Coming out of the stoppage in play, Detroit went back to a 2 x 2 formation with Boyle in the shotgun and Craig Reynolds in the backfield to the right. To the quarterback’s left, Josh Reynolds was out wide with St. Brown in the slot. To the right, Kennedy was out wide, but motioned into the slot, inside Raymond.
The Falcons played Cover-1 with Oluokun sitting in a middle field zone, likely doubling as a spy if Boyle were to try and scramble.

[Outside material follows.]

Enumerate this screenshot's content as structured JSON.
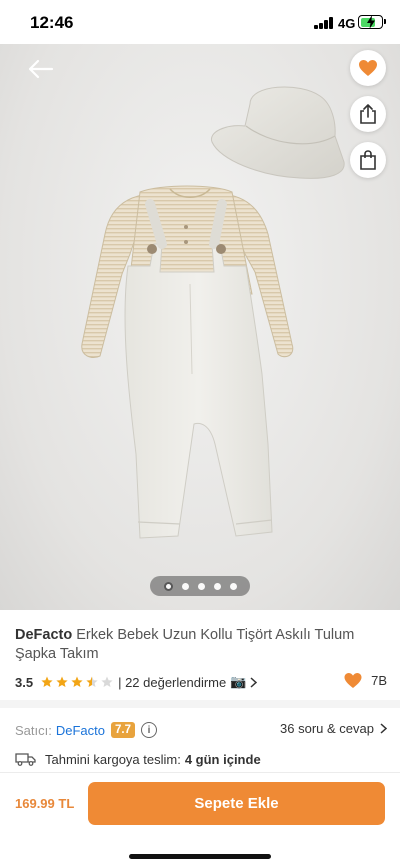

Raymond, who ended up the target on the play, starting running a shallow cross before stemming his route vertically. Boyle saw his receiver had inside leverage and a step on the defender, but was slow to trigger, double-clutching before making the throw. That provided Oluokun more than enough time to close the window and jump into the throwing lane for a relatively easy interception.
Reeves-Maybin seizes opportunity
Switching gears to the defense, Campbell was asked Monday who have been some of the team’s most-reliable performers this season. Somewhat surprisingly, the first name out of the coach’s mouth was Reeves-Maybin.
At this stage of his career, most everyone understood the impact he’s capable of having on special teams, but after being buried on the defensive depth chart because he was too undersized for former coach Matt Patricia’s scheme, no one was sure what Reeves-Maybin could contribute in that department this season.
By Week 3, following the organization moving on from Jamie Collins, Reeves-Maybin had a regular role, playing the larger share of a rotation with rookie Derrick Barnes. And during those nine games, Reeves-Maybin had largely been solid.
But it’s been past two games, with injuries to Alex Anzalone and Josh Woods thinning out the depth chart, that Reeves-Maybin has had an opportunity to truly flash his potential as a player worthy of being a long-term piece in this rebuild.
Against the Falcons, the Lions limited the opposition to 47 rushing yards on 18 carries (2.6 YPC). And while run defense is a full-team effort, Reeves-Maybin’s execution stood out on film.
As a player who is legitimately undersized (230 pounds) for his position, Reeves-Maybin often has a difficult time shedding the block. When an offensive lineman, or even a tight end get their hands into his chest, he has trouble fulfilling his assignment. He’s at his best leaning on his instincts and quickly reading and reacting through his keys to beat blockers to their spots.
Against the Falcons, Reeves-Maybin was consistently beating blockers to their spots and either making the stop or redirecting the back into help.
He also adds value as a pass-rusher, showing a consistent knack for attacking the right rush lanes. And while he did get stymied by the running back a couple times, he altered one throw with pressure and was able to jump up and deflect another.
In coverage, Reeves-Maybin wasn’t as sharp. He doesn’t always show the best awareness in zone, when slight adjustments to players crossing through his area could tighten or even take away windows for the quarterback.
When playing man, like many linebackers, he’ll struggle with some of the better running back and tight end route releases, but Reeves-Maybin closes ground quickly and is a good open-field tackler, who limits the damage he might allow.
His ability to navigate through traffic, quickly close ground and make a play in space showed up when he forced a fumble in the closing seconds, giving the offense a final chance to win the game.
Reeves-Maybin will have two more chances to validate this performance, but he’s trending toward being a player the Lions should look to re-sign after the season.